Exercise material –
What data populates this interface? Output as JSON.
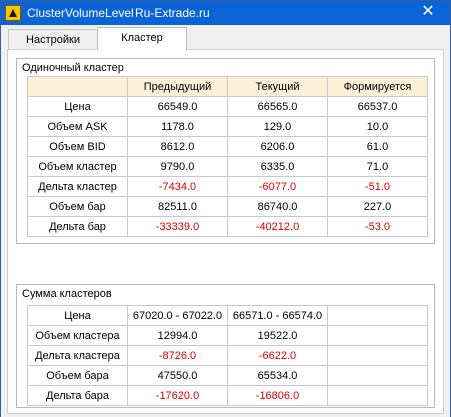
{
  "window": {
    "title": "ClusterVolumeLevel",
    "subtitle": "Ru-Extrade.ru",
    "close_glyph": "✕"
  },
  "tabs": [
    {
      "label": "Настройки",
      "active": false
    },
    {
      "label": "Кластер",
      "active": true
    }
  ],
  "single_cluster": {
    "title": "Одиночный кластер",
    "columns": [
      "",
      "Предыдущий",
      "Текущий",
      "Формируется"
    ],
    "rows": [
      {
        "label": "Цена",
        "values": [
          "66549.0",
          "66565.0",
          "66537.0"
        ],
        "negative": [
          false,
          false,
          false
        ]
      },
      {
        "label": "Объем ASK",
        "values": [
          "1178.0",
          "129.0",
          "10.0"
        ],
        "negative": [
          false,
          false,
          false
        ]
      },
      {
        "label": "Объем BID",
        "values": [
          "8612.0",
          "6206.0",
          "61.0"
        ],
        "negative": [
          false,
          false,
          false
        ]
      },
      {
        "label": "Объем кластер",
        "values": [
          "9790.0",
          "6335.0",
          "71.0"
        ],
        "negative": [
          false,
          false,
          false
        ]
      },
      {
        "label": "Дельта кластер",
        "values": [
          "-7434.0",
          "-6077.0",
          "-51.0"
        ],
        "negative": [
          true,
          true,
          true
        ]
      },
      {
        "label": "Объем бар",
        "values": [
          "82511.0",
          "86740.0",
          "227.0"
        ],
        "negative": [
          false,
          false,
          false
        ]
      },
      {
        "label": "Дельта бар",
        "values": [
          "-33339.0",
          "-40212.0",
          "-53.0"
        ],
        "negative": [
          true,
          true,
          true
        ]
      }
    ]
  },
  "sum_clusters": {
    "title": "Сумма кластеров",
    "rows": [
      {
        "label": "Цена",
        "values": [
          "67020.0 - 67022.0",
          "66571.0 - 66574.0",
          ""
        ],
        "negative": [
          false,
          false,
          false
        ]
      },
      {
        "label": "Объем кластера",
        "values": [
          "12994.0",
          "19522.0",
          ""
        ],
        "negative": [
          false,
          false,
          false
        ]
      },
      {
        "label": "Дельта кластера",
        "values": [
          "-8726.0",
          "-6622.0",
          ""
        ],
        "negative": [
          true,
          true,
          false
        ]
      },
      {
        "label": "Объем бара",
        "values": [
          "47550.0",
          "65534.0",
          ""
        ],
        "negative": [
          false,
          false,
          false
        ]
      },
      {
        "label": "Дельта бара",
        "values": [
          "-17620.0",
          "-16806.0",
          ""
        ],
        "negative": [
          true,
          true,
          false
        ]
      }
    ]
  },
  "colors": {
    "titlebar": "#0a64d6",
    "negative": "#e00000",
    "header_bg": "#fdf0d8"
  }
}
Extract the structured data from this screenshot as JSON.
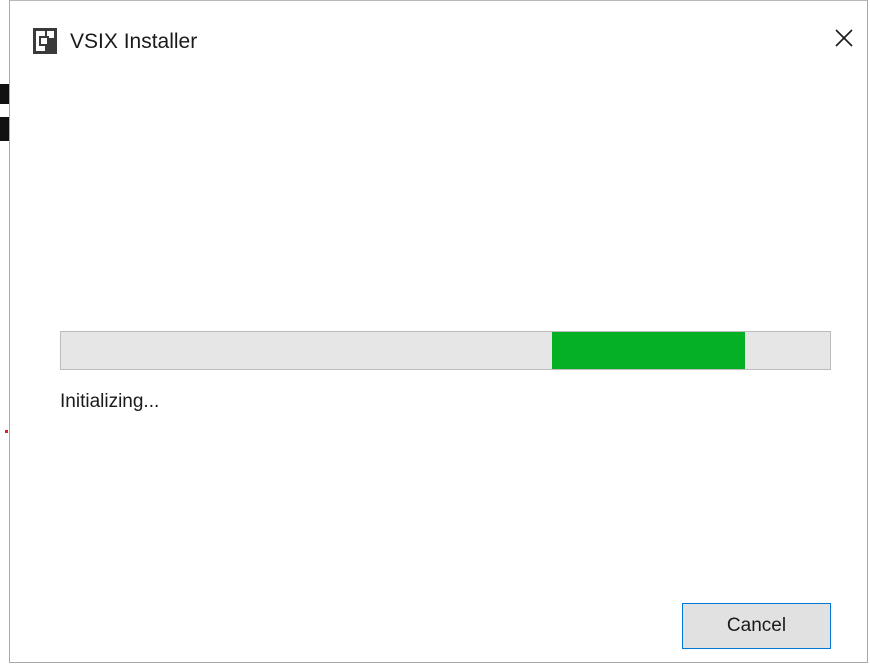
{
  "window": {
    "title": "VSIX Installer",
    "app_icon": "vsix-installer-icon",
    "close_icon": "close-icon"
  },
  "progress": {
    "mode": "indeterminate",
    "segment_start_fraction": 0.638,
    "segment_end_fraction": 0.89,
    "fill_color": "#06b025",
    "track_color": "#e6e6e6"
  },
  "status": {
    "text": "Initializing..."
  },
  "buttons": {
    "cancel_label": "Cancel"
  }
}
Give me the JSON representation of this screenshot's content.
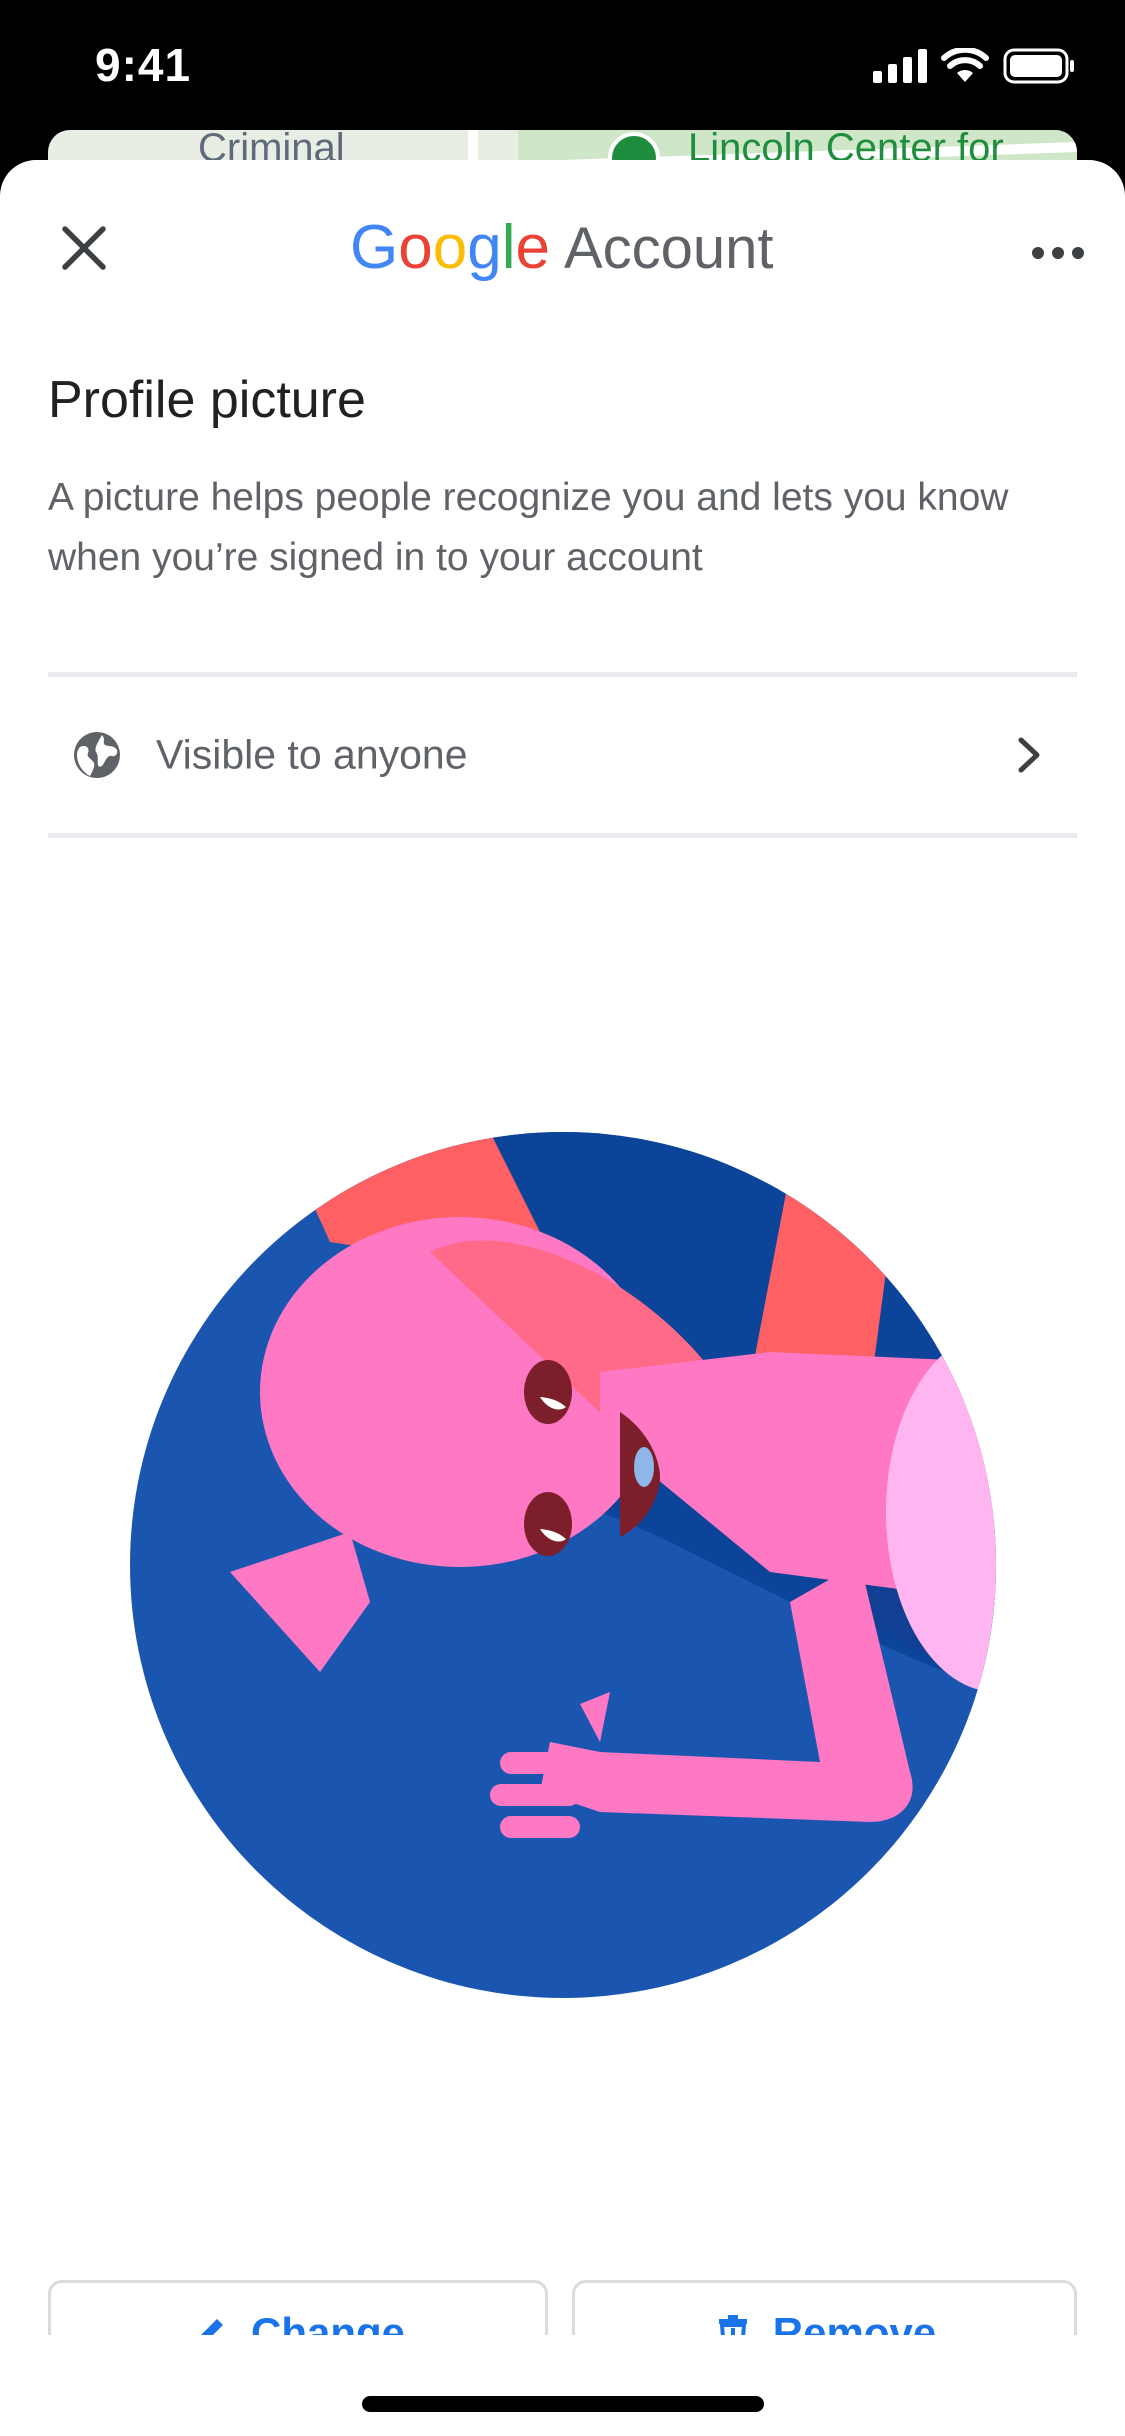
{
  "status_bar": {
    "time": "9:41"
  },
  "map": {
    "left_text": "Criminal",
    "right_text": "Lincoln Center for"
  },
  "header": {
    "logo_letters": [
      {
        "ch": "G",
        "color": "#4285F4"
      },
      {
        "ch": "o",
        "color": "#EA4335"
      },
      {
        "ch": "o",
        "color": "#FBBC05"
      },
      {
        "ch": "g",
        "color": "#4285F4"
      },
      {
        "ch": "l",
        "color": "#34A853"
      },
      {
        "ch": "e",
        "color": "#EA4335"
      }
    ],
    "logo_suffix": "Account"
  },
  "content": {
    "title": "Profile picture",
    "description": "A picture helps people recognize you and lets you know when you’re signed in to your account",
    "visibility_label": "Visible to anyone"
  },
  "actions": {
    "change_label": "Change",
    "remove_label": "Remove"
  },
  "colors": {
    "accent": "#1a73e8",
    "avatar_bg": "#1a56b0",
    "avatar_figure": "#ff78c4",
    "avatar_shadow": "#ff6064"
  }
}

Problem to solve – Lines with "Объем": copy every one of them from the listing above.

Solution for this problem –
        "label": "Объем ASK",
        "label": "Объем BID",
        "label": "Объем кластер",
        "label": "Объем бар",
        "label": "Объем кластера",
        "label": "Объем бара",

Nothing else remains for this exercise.